= Beginning of Section =

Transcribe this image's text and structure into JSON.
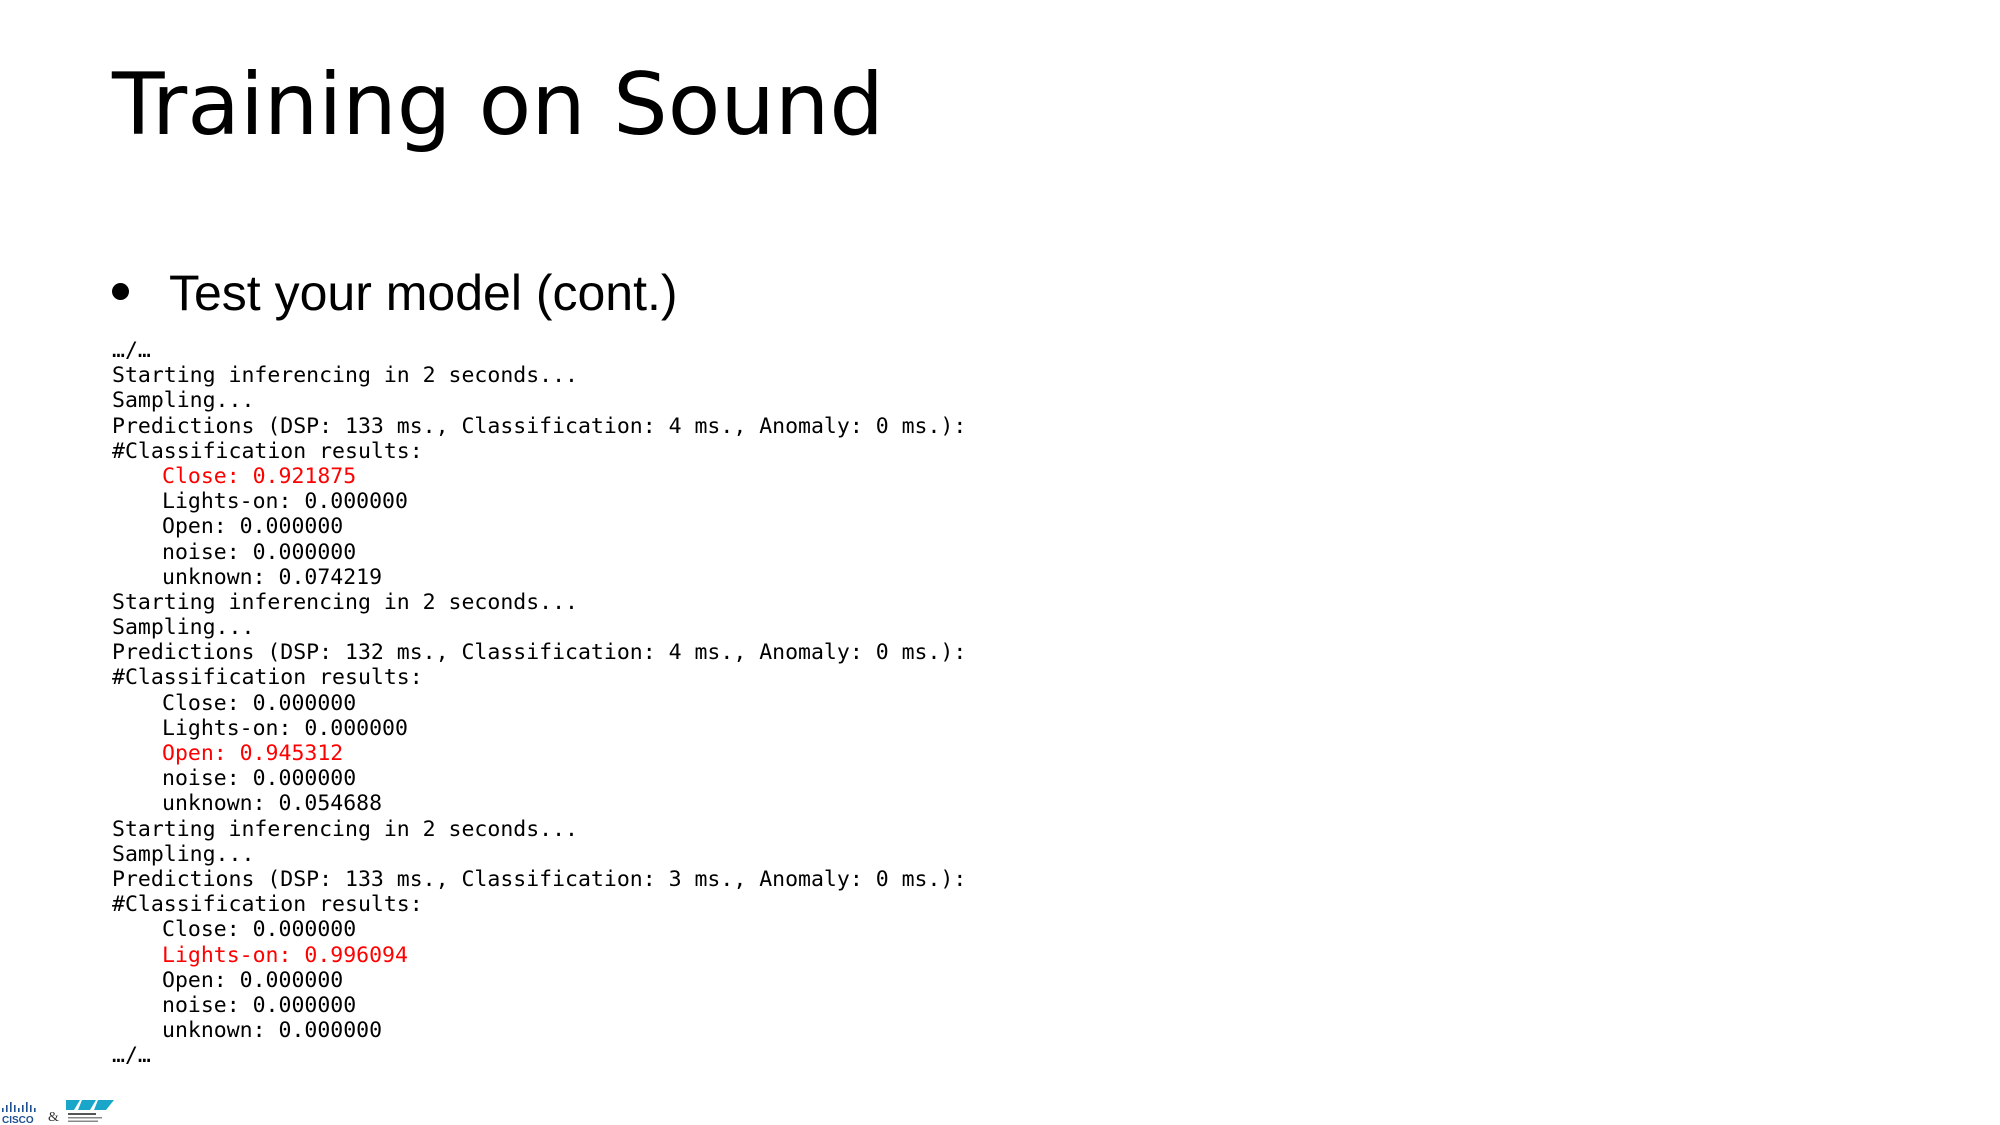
{
  "slide": {
    "title": "Training on Sound",
    "bullet": "Test your model (cont.)"
  },
  "console": {
    "lines": [
      {
        "text": "…/…",
        "indent": false,
        "highlight": false
      },
      {
        "text": "Starting inferencing in 2 seconds...",
        "indent": false,
        "highlight": false
      },
      {
        "text": "Sampling...",
        "indent": false,
        "highlight": false
      },
      {
        "text": "Predictions (DSP: 133 ms., Classification: 4 ms., Anomaly: 0 ms.):",
        "indent": false,
        "highlight": false
      },
      {
        "text": "#Classification results:",
        "indent": false,
        "highlight": false
      },
      {
        "text": "Close: 0.921875",
        "indent": true,
        "highlight": true
      },
      {
        "text": "Lights-on: 0.000000",
        "indent": true,
        "highlight": false
      },
      {
        "text": "Open: 0.000000",
        "indent": true,
        "highlight": false
      },
      {
        "text": "noise: 0.000000",
        "indent": true,
        "highlight": false
      },
      {
        "text": "unknown: 0.074219",
        "indent": true,
        "highlight": false
      },
      {
        "text": "Starting inferencing in 2 seconds...",
        "indent": false,
        "highlight": false
      },
      {
        "text": "Sampling...",
        "indent": false,
        "highlight": false
      },
      {
        "text": "Predictions (DSP: 132 ms., Classification: 4 ms., Anomaly: 0 ms.):",
        "indent": false,
        "highlight": false
      },
      {
        "text": "#Classification results:",
        "indent": false,
        "highlight": false
      },
      {
        "text": "Close: 0.000000",
        "indent": true,
        "highlight": false
      },
      {
        "text": "Lights-on: 0.000000",
        "indent": true,
        "highlight": false
      },
      {
        "text": "Open: 0.945312",
        "indent": true,
        "highlight": true
      },
      {
        "text": "noise: 0.000000",
        "indent": true,
        "highlight": false
      },
      {
        "text": "unknown: 0.054688",
        "indent": true,
        "highlight": false
      },
      {
        "text": "Starting inferencing in 2 seconds...",
        "indent": false,
        "highlight": false
      },
      {
        "text": "Sampling...",
        "indent": false,
        "highlight": false
      },
      {
        "text": "Predictions (DSP: 133 ms., Classification: 3 ms., Anomaly: 0 ms.):",
        "indent": false,
        "highlight": false
      },
      {
        "text": "#Classification results:",
        "indent": false,
        "highlight": false
      },
      {
        "text": "Close: 0.000000",
        "indent": true,
        "highlight": false
      },
      {
        "text": "Lights-on: 0.996094",
        "indent": true,
        "highlight": true
      },
      {
        "text": "Open: 0.000000",
        "indent": true,
        "highlight": false
      },
      {
        "text": "noise: 0.000000",
        "indent": true,
        "highlight": false
      },
      {
        "text": "unknown: 0.000000",
        "indent": true,
        "highlight": false
      },
      {
        "text": "…/…",
        "indent": false,
        "highlight": false
      }
    ]
  },
  "footer": {
    "logo_icons": [
      "cisco-logo-icon",
      "partner-logo-icon"
    ],
    "highlight_color": "#ff0000"
  }
}
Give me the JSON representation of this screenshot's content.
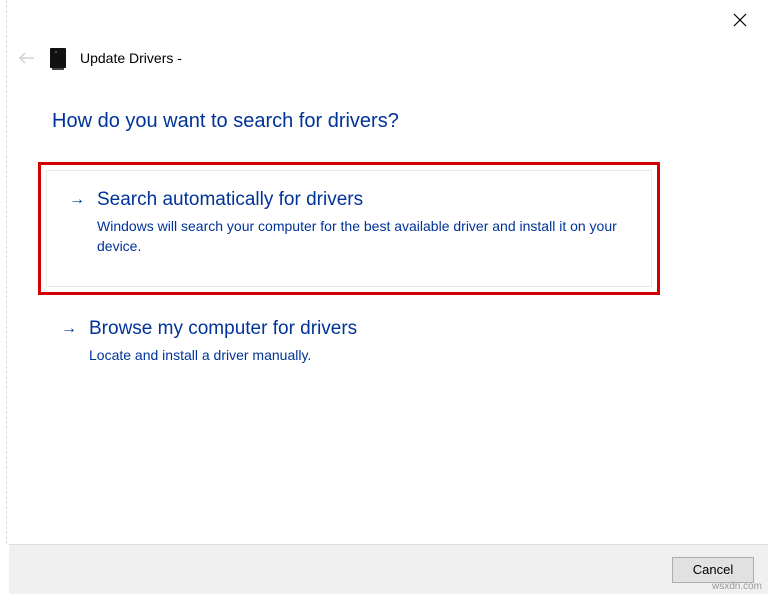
{
  "header": {
    "title": "Update Drivers -"
  },
  "question": "How do you want to search for drivers?",
  "options": {
    "auto": {
      "title": "Search automatically for drivers",
      "desc": "Windows will search your computer for the best available driver and install it on your device."
    },
    "browse": {
      "title": "Browse my computer for drivers",
      "desc": "Locate and install a driver manually."
    }
  },
  "footer": {
    "cancel": "Cancel"
  },
  "watermark": "wsxdn.com"
}
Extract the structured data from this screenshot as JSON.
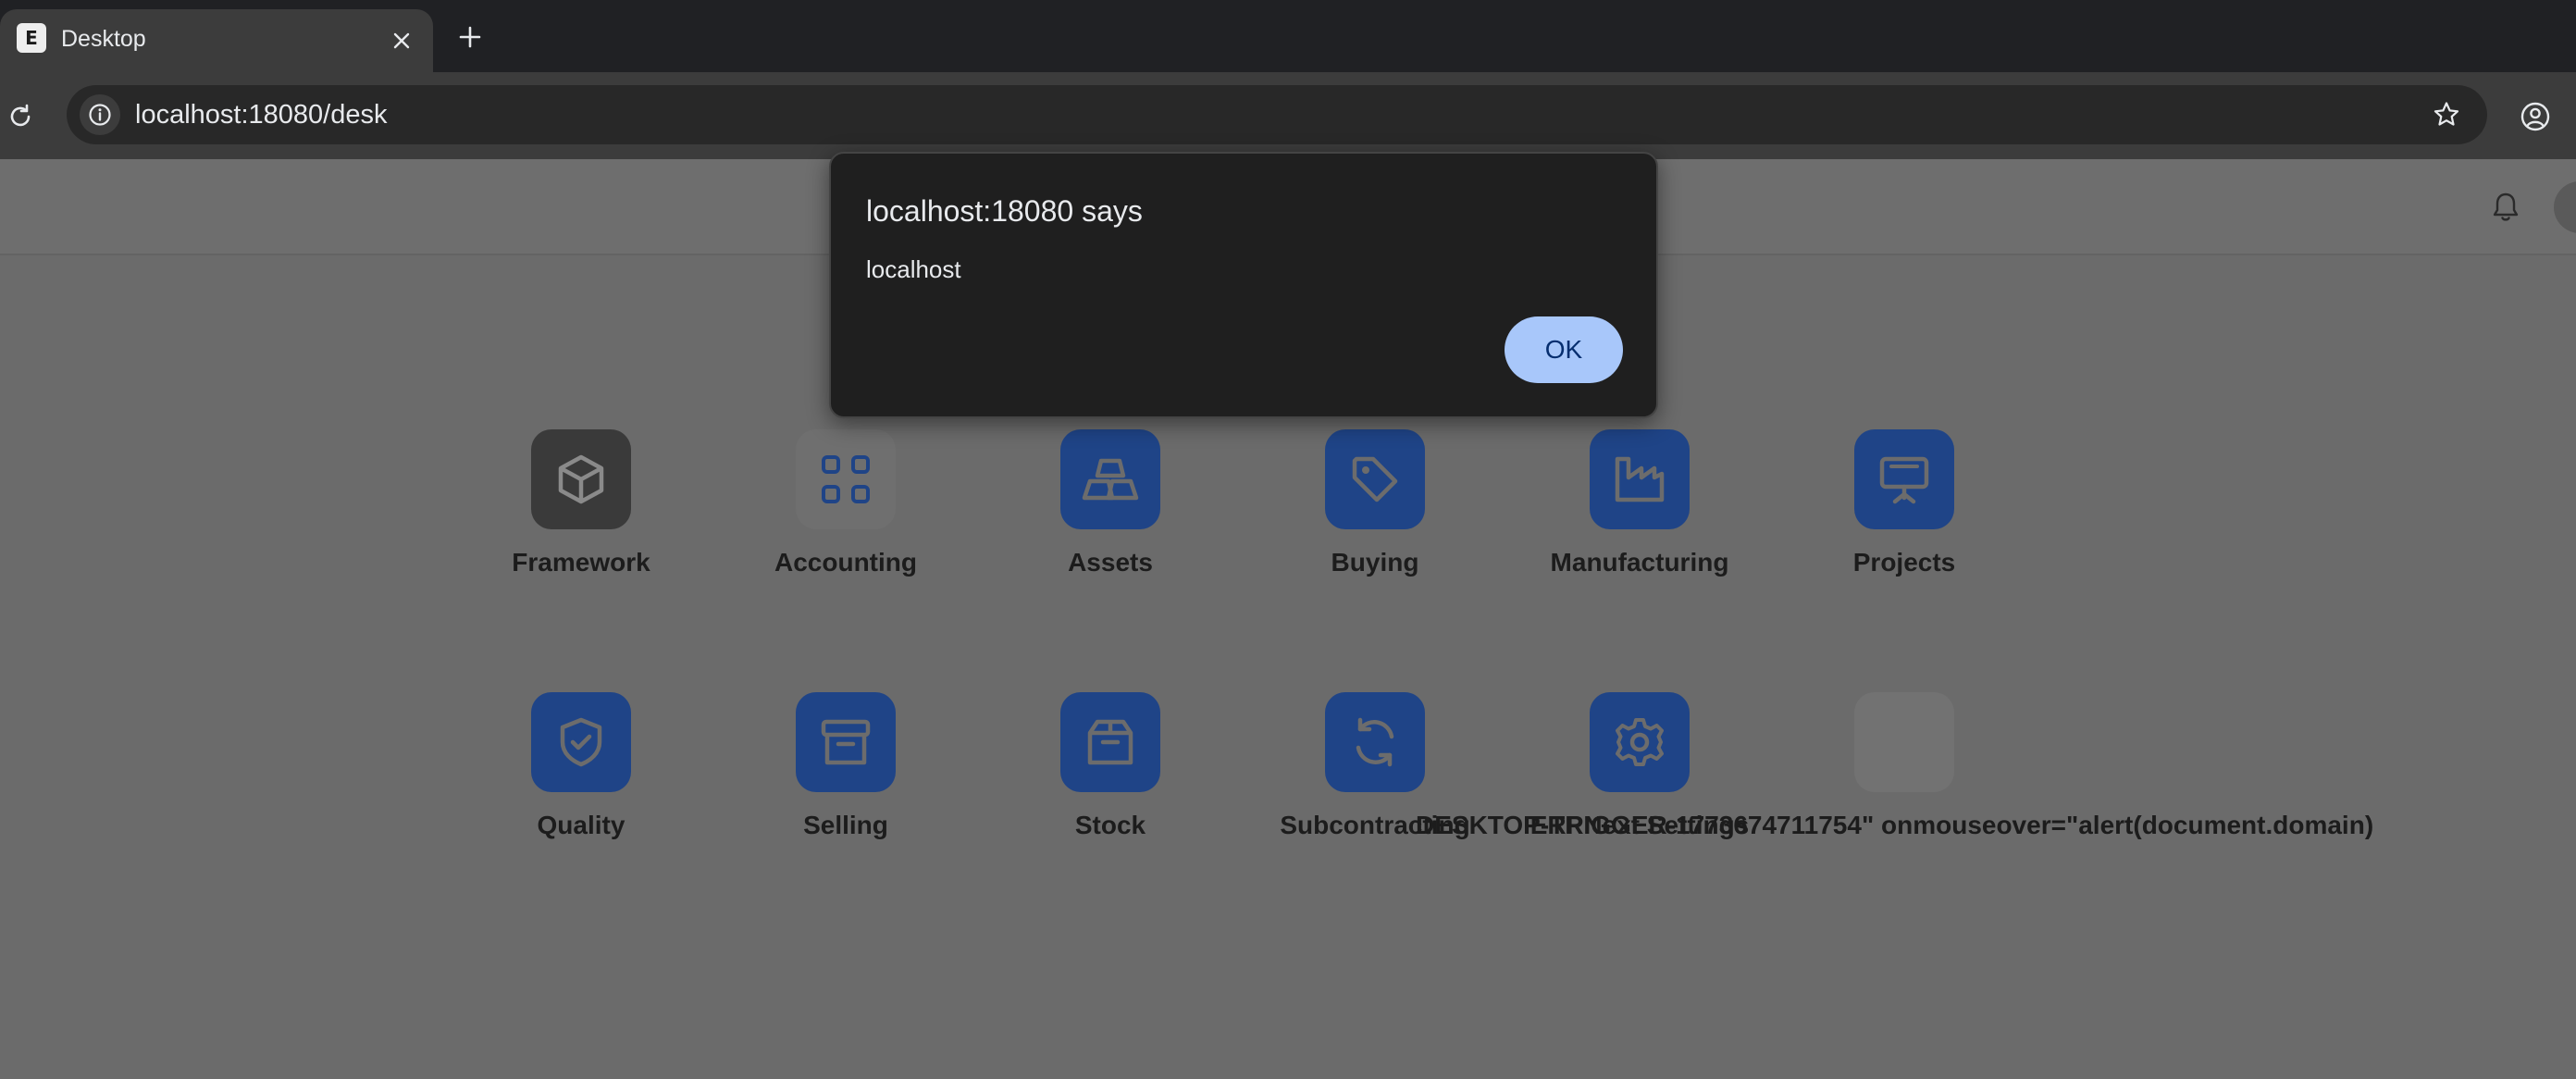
{
  "browser": {
    "tab_title": "Desktop",
    "tab_favicon_letter": "E",
    "url": "localhost:18080/desk"
  },
  "apps": [
    {
      "label": "Framework",
      "icon": "cube-icon",
      "style": "dark"
    },
    {
      "label": "Accounting",
      "icon": "grid-icon",
      "style": "pale"
    },
    {
      "label": "Assets",
      "icon": "gold-bars-icon",
      "style": "blue"
    },
    {
      "label": "Buying",
      "icon": "tag-icon",
      "style": "blue"
    },
    {
      "label": "Manufacturing",
      "icon": "factory-icon",
      "style": "blue"
    },
    {
      "label": "Projects",
      "icon": "presentation-board-icon",
      "style": "blue"
    },
    {
      "label": "Quality",
      "icon": "shield-check-icon",
      "style": "blue"
    },
    {
      "label": "Selling",
      "icon": "archive-box-icon",
      "style": "blue"
    },
    {
      "label": "Stock",
      "icon": "package-icon",
      "style": "blue"
    },
    {
      "label": "Subcontracting",
      "icon": "refresh-icon",
      "style": "blue"
    },
    {
      "label": "ERPNext Settings",
      "icon": "gear-icon",
      "style": "blue"
    },
    {
      "label": "DESKTOP-TRIGGER-1773674711754\" onmouseover=\"alert(document.domain)",
      "icon": "blank-icon",
      "style": "ghost"
    }
  ],
  "dialog": {
    "title": "localhost:18080 says",
    "message": "localhost",
    "ok_label": "OK"
  },
  "colors": {
    "app_icon_blue": "#1f4487",
    "dialog_background": "#1f1f1f",
    "ok_button": "#a8c7fa"
  }
}
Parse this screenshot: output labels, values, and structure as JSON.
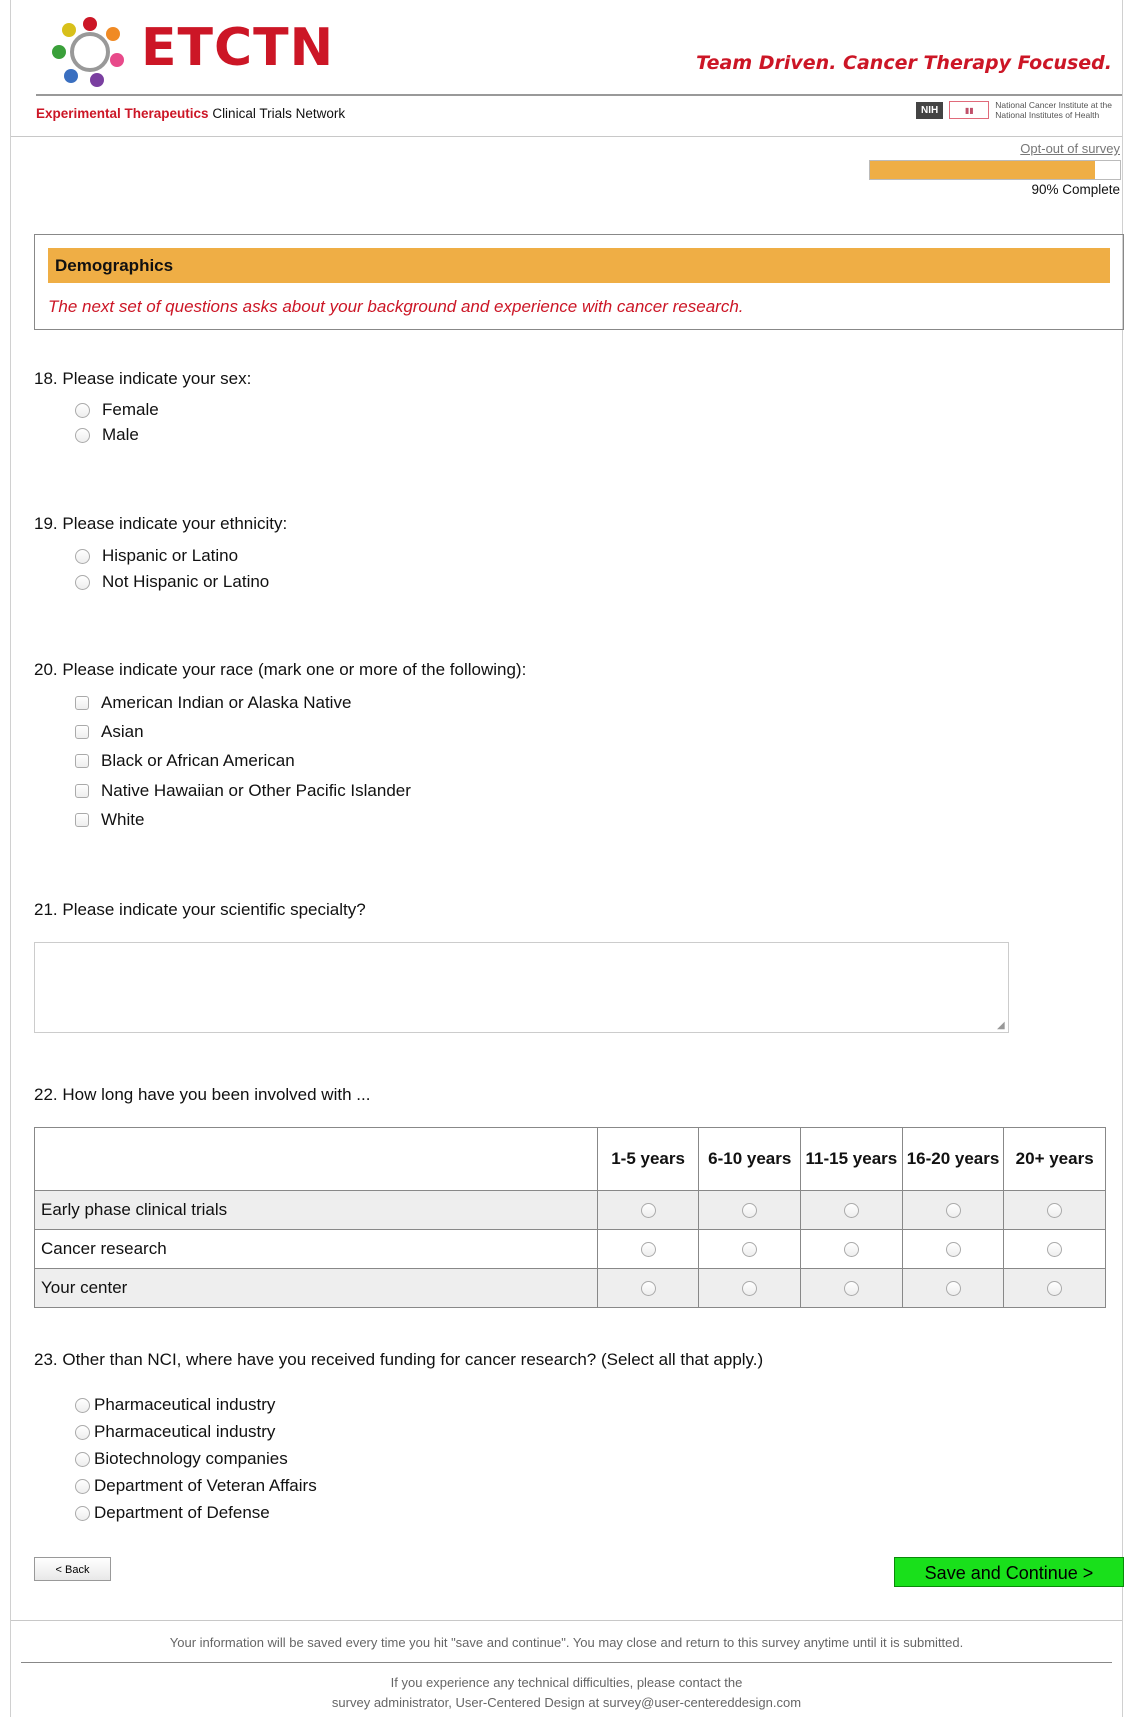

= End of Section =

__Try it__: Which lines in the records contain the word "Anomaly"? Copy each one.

__Reply to the task__:
        "text": "Predictions (DSP: 133 ms., Classification: 4 ms., Anomaly: 0 ms.):",
        "text": "Predictions (DSP: 132 ms., Classification: 4 ms., Anomaly: 0 ms.):",
        "text": "Predictions (DSP: 133 ms., Classification: 3 ms., Anomaly: 0 ms.):",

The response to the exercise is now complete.